For me, this mindset shift has been immensely helpful in pulling myself back to the present over and over again. By doing so, I find myself more often living in what is happening, and not what I wish were happening. Since I began this journey down the path of chronic illness and healing, it’s felt like the “show” part of my life has been on hold, that all of this can’t be my real life; that I should just focus on how I’m going to really live once I am better; that this is just something I have to “get through”. But this right now can be my life, and more importantly — it is. And I don’t want to waste any of it forgetting that.

With even a few hours of distance from my most challenging days — from migraines that have brought me to my knees in tears, to traumatic ER experiences or procedures that I’ve had — I can appreciate these experiences as a part of my show. Although gnarly and unpleasant scenes, they are nonetheless, part of my story. Those moments, days or seasons of extreme pain and anguish are teaching me so much about myself and this world.

In the same way, experiencing deep grief has finally started to present me with lessons that I am ready to see and hear. In the past three years, I’ve lost three people to whom I was extremely close. Each of those losses has felt like a powerful blow; too terrible to be true and impossible to fit into the narrative of my life. I’ve learned the through painful personal experience that there is no guarantee that we will be given the chance to tell those we love the thoughts and feelings that we most want them to hear. That those final words, “I love you”, “thank you for all you’ve done to shape my world and life” or “you’re one of the most important role models I’ve ever had” may go unsaid. I now know if I don’t say what is in my heart in the present moment, and am living life in “dress rehearsal mode”, I may not be given a “final performance” in which to say them again.
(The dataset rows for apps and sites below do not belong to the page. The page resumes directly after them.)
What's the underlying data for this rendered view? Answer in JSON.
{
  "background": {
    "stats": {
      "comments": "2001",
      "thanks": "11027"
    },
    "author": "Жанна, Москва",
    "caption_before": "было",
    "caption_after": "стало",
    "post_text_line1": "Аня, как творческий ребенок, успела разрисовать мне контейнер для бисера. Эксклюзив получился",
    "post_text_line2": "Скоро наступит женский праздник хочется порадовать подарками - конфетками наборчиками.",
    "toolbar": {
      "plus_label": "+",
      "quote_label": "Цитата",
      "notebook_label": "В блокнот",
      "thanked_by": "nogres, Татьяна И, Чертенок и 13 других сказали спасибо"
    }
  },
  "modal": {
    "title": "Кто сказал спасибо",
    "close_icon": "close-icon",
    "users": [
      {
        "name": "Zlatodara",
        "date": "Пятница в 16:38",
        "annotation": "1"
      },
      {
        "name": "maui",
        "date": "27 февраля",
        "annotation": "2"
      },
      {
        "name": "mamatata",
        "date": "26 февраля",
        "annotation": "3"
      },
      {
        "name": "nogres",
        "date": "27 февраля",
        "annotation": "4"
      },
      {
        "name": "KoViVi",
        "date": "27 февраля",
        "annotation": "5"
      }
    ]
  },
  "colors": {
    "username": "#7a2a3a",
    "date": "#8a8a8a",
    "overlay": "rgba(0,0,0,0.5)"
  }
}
One of the deepest shifts I’ve experienced has been waking up to my life, waking up to the fact that I am in the final show. I find it ironic that deep struggle and total surrender are what have led me to this point; to a place where I can choose to see hope when nothing is guaranteed, to see possibilities in the midst of impossible situations. It is in those moments where I become aware of and can appreciate the power of gratitude, mindset, perception and breath; that I am the creator of my reality, and deeply aware with every fiber of my being that I only have one shot at this. And I realize that the more I allow myself to be falsely lulled into dress rehearsal mode, the more I slip away from the fundamental truth that this is it.


So, I continue to use this mantra to ground myself in moments when I get swept away by thought: this is not a dress rehearsal, this is it.

It motivates me to find gratitude and peace for the opportunity to be here, on this stage, even during the worst scenes of the show. It motivates me to speak my truth, even if my voice shakes; to send text messages and handwritten letters to the people I love most, just because. To laugh and dance in moments of low pain and joy like it’s the only chance I’ll ever get to do so — because, it is. To choose to see possibility in the uncertainty that is woven into every moment and every day of our lives. To find ways to connect to the intense gratitude of this precious gift; of being and living and doing and loving and breathing on this earth.

Natalie Sayre3 Comments